*About this task*.
Retyping each entry exactly is the whole task.

◆ ◆ ◆ ◆ ◆ ◆ ◆

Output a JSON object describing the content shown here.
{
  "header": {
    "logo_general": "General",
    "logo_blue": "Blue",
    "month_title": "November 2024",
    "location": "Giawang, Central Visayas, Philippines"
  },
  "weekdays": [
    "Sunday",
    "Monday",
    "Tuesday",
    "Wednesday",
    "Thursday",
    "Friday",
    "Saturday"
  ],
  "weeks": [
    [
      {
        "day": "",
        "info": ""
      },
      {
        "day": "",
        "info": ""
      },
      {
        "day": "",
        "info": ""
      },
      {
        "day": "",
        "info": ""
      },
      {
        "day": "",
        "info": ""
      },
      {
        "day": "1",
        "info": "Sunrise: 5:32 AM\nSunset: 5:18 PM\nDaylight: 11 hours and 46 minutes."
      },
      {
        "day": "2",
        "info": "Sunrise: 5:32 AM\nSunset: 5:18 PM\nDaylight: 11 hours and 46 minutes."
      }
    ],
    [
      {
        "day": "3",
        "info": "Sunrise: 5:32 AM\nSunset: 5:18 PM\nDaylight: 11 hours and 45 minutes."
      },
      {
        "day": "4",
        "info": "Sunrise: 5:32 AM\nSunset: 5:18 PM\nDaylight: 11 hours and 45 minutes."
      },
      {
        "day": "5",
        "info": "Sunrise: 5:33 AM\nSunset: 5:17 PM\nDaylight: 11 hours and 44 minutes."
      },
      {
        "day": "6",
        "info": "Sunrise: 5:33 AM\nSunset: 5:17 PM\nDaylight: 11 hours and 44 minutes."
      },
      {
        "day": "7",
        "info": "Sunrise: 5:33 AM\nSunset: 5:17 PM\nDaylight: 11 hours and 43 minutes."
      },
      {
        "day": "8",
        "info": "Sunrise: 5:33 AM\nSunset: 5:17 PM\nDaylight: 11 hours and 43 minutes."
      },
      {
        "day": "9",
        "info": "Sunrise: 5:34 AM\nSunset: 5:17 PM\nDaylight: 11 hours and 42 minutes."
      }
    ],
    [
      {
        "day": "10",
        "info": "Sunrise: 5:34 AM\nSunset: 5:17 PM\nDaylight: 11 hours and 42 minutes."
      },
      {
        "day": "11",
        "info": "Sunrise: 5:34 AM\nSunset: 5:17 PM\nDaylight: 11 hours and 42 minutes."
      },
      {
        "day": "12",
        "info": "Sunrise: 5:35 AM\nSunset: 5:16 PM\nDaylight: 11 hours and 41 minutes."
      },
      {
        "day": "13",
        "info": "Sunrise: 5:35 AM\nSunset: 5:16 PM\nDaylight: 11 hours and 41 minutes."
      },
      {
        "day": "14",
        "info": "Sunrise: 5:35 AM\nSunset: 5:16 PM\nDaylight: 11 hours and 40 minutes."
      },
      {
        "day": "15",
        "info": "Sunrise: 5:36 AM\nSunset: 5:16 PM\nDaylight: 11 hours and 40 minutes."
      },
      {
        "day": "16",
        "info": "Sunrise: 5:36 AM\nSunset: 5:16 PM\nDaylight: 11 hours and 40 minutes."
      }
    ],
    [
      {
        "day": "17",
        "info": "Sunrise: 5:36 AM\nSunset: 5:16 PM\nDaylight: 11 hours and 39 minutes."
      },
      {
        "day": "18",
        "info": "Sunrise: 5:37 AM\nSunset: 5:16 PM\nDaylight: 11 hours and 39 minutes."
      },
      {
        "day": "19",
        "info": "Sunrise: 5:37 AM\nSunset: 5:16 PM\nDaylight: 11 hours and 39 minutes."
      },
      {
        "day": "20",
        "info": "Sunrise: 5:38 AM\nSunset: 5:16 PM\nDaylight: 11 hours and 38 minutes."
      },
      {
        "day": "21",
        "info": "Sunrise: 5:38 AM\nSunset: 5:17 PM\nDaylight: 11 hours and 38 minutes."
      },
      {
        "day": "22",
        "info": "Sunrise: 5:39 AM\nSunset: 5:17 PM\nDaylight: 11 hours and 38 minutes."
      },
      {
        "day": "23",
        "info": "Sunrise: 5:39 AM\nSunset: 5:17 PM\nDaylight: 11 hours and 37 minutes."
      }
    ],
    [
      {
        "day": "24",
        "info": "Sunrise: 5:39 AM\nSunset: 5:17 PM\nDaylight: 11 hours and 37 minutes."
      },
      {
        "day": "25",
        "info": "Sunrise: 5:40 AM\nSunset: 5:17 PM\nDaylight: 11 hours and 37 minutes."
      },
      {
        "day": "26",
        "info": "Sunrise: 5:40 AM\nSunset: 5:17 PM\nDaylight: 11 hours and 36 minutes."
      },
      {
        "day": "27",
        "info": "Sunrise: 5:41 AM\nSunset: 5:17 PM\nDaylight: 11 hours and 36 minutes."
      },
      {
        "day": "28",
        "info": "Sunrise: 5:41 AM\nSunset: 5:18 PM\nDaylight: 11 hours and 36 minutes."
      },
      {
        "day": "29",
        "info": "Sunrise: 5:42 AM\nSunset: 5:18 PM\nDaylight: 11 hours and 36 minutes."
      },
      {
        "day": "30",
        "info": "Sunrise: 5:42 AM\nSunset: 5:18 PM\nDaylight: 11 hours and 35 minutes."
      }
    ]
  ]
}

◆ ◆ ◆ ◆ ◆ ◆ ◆

*Reply*.
Output a JSON object describing the content shown here.
{
  "header": {
    "logo_general": "General",
    "logo_blue": "Blue",
    "month_title": "November 2024",
    "location": "Giawang, Central Visayas, Philippines"
  },
  "weekdays": [
    "Sunday",
    "Monday",
    "Tuesday",
    "Wednesday",
    "Thursday",
    "Friday",
    "Saturday"
  ],
  "weeks": [
    [
      {
        "day": "",
        "info": ""
      },
      {
        "day": "",
        "info": ""
      },
      {
        "day": "",
        "info": ""
      },
      {
        "day": "",
        "info": ""
      },
      {
        "day": "",
        "info": ""
      },
      {
        "day": "1",
        "info": "Sunrise: 5:32 AM\nSunset: 5:18 PM\nDaylight: 11 hours and 46 minutes."
      },
      {
        "day": "2",
        "info": "Sunrise: 5:32 AM\nSunset: 5:18 PM\nDaylight: 11 hours and 46 minutes."
      }
    ],
    [
      {
        "day": "3",
        "info": "Sunrise: 5:32 AM\nSunset: 5:18 PM\nDaylight: 11 hours and 45 minutes."
      },
      {
        "day": "4",
        "info": "Sunrise: 5:32 AM\nSunset: 5:18 PM\nDaylight: 11 hours and 45 minutes."
      },
      {
        "day": "5",
        "info": "Sunrise: 5:33 AM\nSunset: 5:17 PM\nDaylight: 11 hours and 44 minutes."
      },
      {
        "day": "6",
        "info": "Sunrise: 5:33 AM\nSunset: 5:17 PM\nDaylight: 11 hours and 44 minutes."
      },
      {
        "day": "7",
        "info": "Sunrise: 5:33 AM\nSunset: 5:17 PM\nDaylight: 11 hours and 43 minutes."
      },
      {
        "day": "8",
        "info": "Sunrise: 5:33 AM\nSunset: 5:17 PM\nDaylight: 11 hours and 43 minutes."
      },
      {
        "day": "9",
        "info": "Sunrise: 5:34 AM\nSunset: 5:17 PM\nDaylight: 11 hours and 42 minutes."
      }
    ],
    [
      {
        "day": "10",
        "info": "Sunrise: 5:34 AM\nSunset: 5:17 PM\nDaylight: 11 hours and 42 minutes."
      },
      {
        "day": "11",
        "info": "Sunrise: 5:34 AM\nSunset: 5:17 PM\nDaylight: 11 hours and 42 minutes."
      },
      {
        "day": "12",
        "info": "Sunrise: 5:35 AM\nSunset: 5:16 PM\nDaylight: 11 hours and 41 minutes."
      },
      {
        "day": "13",
        "info": "Sunrise: 5:35 AM\nSunset: 5:16 PM\nDaylight: 11 hours and 41 minutes."
      },
      {
        "day": "14",
        "info": "Sunrise: 5:35 AM\nSunset: 5:16 PM\nDaylight: 11 hours and 40 minutes."
      },
      {
        "day": "15",
        "info": "Sunrise: 5:36 AM\nSunset: 5:16 PM\nDaylight: 11 hours and 40 minutes."
      },
      {
        "day": "16",
        "info": "Sunrise: 5:36 AM\nSunset: 5:16 PM\nDaylight: 11 hours and 40 minutes."
      }
    ],
    [
      {
        "day": "17",
        "info": "Sunrise: 5:36 AM\nSunset: 5:16 PM\nDaylight: 11 hours and 39 minutes."
      },
      {
        "day": "18",
        "info": "Sunrise: 5:37 AM\nSunset: 5:16 PM\nDaylight: 11 hours and 39 minutes."
      },
      {
        "day": "19",
        "info": "Sunrise: 5:37 AM\nSunset: 5:16 PM\nDaylight: 11 hours and 39 minutes."
      },
      {
        "day": "20",
        "info": "Sunrise: 5:38 AM\nSunset: 5:16 PM\nDaylight: 11 hours and 38 minutes."
      },
      {
        "day": "21",
        "info": "Sunrise: 5:38 AM\nSunset: 5:17 PM\nDaylight: 11 hours and 38 minutes."
      },
      {
        "day": "22",
        "info": "Sunrise: 5:39 AM\nSunset: 5:17 PM\nDaylight: 11 hours and 38 minutes."
      },
      {
        "day": "23",
        "info": "Sunrise: 5:39 AM\nSunset: 5:17 PM\nDaylight: 11 hours and 37 minutes."
      }
    ],
    [
      {
        "day": "24",
        "info": "Sunrise: 5:39 AM\nSunset: 5:17 PM\nDaylight: 11 hours and 37 minutes."
      },
      {
        "day": "25",
        "info": "Sunrise: 5:40 AM\nSunset: 5:17 PM\nDaylight: 11 hours and 37 minutes."
      },
      {
        "day": "26",
        "info": "Sunrise: 5:40 AM\nSunset: 5:17 PM\nDaylight: 11 hours and 36 minutes."
      },
      {
        "day": "27",
        "info": "Sunrise: 5:41 AM\nSunset: 5:17 PM\nDaylight: 11 hours and 36 minutes."
      },
      {
        "day": "28",
        "info": "Sunrise: 5:41 AM\nSunset: 5:18 PM\nDaylight: 11 hours and 36 minutes."
      },
      {
        "day": "29",
        "info": "Sunrise: 5:42 AM\nSunset: 5:18 PM\nDaylight: 11 hours and 36 minutes."
      },
      {
        "day": "30",
        "info": "Sunrise: 5:42 AM\nSunset: 5:18 PM\nDaylight: 11 hours and 35 minutes."
      }
    ]
  ]
}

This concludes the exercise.